Friday Ramble - Holding the Sun Within

Oh, how they hold the sun within, these gloriously yellow gerbera blooms. Kin to dahlias, daisies, marigolds, calendulas, coneflowers, chrysanthemums, zinnias, and the great towering sunflowers, they drink in summer's morning light and store it within the frilly tutus of their lavish petals. 

Little earthbound suns, they dish out abundance like honey, and even the old garden roses behind them are moved and uplifted by their frothy golden magnificence, by their almost imperceptible swaying movement, by the soft, sighing music of their duet with the wind.

Now and then, I falter as all living creatures must from time to time. On dreary days, I mourn the paucity of light in the world beyond my windows and find myself filled with vague longings and a gentle melancholy.

Then I remember how my garden loves the light in summer, and I am renewed by the remembrance, do a little blooming of my own within.
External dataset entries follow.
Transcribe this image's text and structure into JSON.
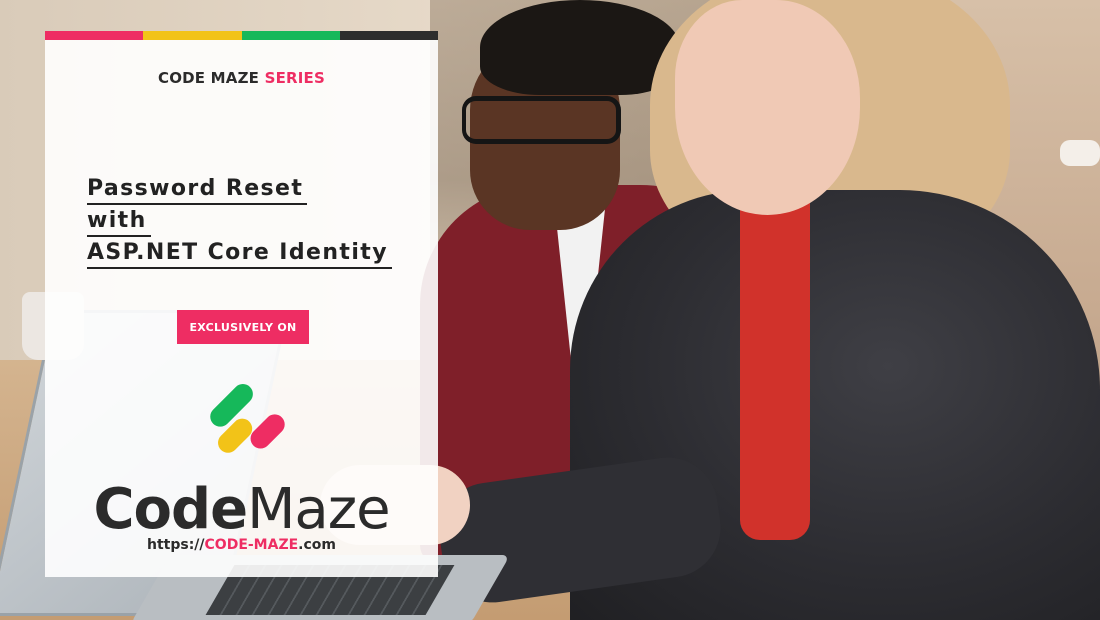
{
  "theme": {
    "accent": "#ee2d63",
    "dark_text": "#2b2b2b",
    "stripe_colors": [
      "#ee2d63",
      "#f2c318",
      "#16b85a",
      "#2d2d2d"
    ]
  },
  "series": {
    "prefix": "CODE MAZE",
    "suffix": "SERIES"
  },
  "article": {
    "title_lines": [
      "Password Reset",
      "with",
      "ASP.NET Core Identity"
    ]
  },
  "badge": {
    "label": "EXCLUSIVELY ON"
  },
  "brand": {
    "logo_icon": "code-maze-logo-icon",
    "name_part1": "Code",
    "name_part2": "Maze",
    "url_prefix": "https://",
    "url_brand": "CODE-MAZE",
    "url_suffix": ".com"
  }
}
If I could only take in light and store it as flowers do in their season - I am working on it.

Thursday, June 07, 2018

Thursday Poem - For the Children
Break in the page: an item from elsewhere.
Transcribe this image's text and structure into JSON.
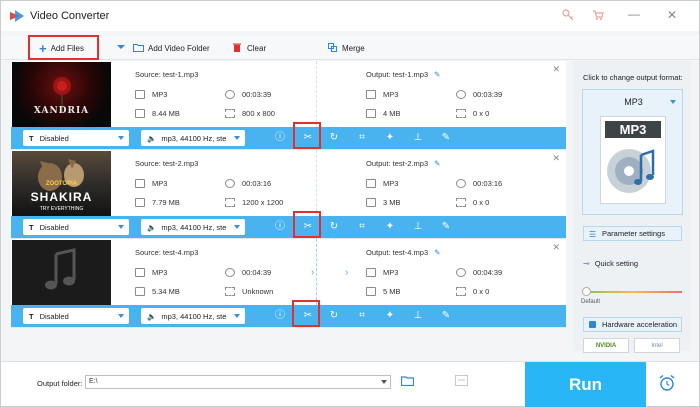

The rising hills, the slopes,
of statistics
lie before us.
The steep climb
of everything, going up,
up, as we all
go down.
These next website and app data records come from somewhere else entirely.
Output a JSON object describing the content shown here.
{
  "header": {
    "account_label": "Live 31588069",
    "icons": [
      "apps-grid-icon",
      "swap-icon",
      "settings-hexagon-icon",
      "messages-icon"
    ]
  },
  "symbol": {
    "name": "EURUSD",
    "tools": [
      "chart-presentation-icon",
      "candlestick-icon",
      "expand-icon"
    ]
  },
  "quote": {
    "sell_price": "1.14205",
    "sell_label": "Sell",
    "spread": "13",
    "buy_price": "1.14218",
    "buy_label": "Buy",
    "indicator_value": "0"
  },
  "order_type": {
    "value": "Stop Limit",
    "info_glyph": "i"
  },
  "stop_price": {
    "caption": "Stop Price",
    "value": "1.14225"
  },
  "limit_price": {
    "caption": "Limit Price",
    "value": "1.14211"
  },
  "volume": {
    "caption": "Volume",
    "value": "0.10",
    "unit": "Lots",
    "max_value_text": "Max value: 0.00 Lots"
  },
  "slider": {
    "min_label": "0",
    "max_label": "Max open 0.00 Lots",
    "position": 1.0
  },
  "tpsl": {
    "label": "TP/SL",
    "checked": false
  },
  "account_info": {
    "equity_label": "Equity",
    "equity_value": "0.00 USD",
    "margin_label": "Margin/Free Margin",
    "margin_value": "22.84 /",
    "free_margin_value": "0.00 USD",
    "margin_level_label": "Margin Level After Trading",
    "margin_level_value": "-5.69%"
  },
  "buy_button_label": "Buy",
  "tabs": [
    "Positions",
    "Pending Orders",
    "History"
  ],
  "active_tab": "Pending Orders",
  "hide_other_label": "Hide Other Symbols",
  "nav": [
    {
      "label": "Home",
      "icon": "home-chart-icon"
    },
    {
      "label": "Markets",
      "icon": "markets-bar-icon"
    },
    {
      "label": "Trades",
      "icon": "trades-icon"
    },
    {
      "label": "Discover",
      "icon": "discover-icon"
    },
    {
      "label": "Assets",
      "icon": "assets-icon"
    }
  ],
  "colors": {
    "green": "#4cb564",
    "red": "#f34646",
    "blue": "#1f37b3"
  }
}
In the next century
or the one beyond that
they say,
are valleys, pastures,
we can meet there in peace
if we make it.

To climb these coming crests
one word to you, to
you and your children:

stay together,
learn the flowers,
go light.

Gary Snyder, from Turtle Island

Wednesday, June 06, 2018

The Jester's Cap and Bells

Canadian columbine (Aquilegia canadensis)

Tuesday, June 05, 2018

In the Pink

Swamp Butterfly Weed, also called Swamp Milkweed,
Rose Milkweed and White Indian Hemp
(Asclepias incarnata )
On a recent walk in the Lanark Highlands, I recorded pages of blooming "stuff" in my field notebook and pulled it out this morning for another look - not a shabby gathering for just a brief ramble in the woods, fields and fens of the Two Hundred Acre Wood and along the beaver pond.

Anemone (Canada, Rue, Wood), Bird's-foot Trefoil, Black Mustard, Bladder Campion, Boneset, Brown-eyed Susan, Buttercup, Cardinal Flower, Catnip, Chicory, Clover (tall yellow and white, short  pink, white and purple), Cohosh (Blue and Black), Common Milkweed, Crown Vetch, Daisy Fleabane, Dandelion, Day Lily, Deptford Pink, Elderberry, Everlasting Pea, Fragrant Water Lily (white), Hawkweed (orange and yellow), Heal-All, Hedge Bindweed, Honeysuckle, Lambs Quarters, Large Yellow Lady's Slipper, Leafy Spurge, Milkweed, Miterwort, Motherwort, Oxeye Daisy, Pickerelweed, Queen Anne's Lace (Wild Carrot), Red Baneberry, Rose Mallow, Shrubby Cinquefoil, Sow Thistle, Snakeroot, Spatterdock, St. John's Wort, Swamp Butterfly Weed (Swamp Milkweed), Thimbleberry, Thimbleweed, Toadflax, Tufted Vetch, Turkish Mullein, Vipers Bugloss, Vervain, Virgin's Bower (Wild Clematis), Wild Basil, Wild Bergamot, Wild Cucumber, Wild Parsnip, Yarrow, Yellow Goatsbeard

Such exercises are never simple laundry lists, but an expression of the abundance on offer here in summer, an appreciation too of what Mother Earth holds out to us in her own good time and seasons - they're also powerful reminders of what a special place this little blue planet is.

Most of the species listed this morning provide shelter and sustenance for wild cousins, munching for the furry and nectar for the winged.  Always of particular interest is milkweed which draws Monarch and Viceroy butterflies and serves as nurseries for their eggs and caterpillars.  Stands of kindred Swamp Butterfly Weed near the pond sport bright pink buds, and they sport dragonflies and damsel flies as do the silvery spatterdock leaves a little further out.

The tall water grasses along pond and stream were in ceaseless windy motion this week, a panoramic blur of dancing emerald green that made focusing a sometime thing.  A family of wood ducks detached themselves from the reeds and flew away protesting to splash down in the center with much quacking, beyond the loving scrutiny of eyes and lens. A few swallowtails fluttered in the distance, and the air over the water was full of iridescent dragonflies. It's all good, even if the deer flies and mosquitoes were out and about in profusion.

Monday, June 04, 2018

Dragonfly in the Wind

Common Baskettail (Epitheca cynosura)

Sunday, June 03, 2018

Sunday - Saying Yes to the World

The world is its own magic.
Shunryu Suzuki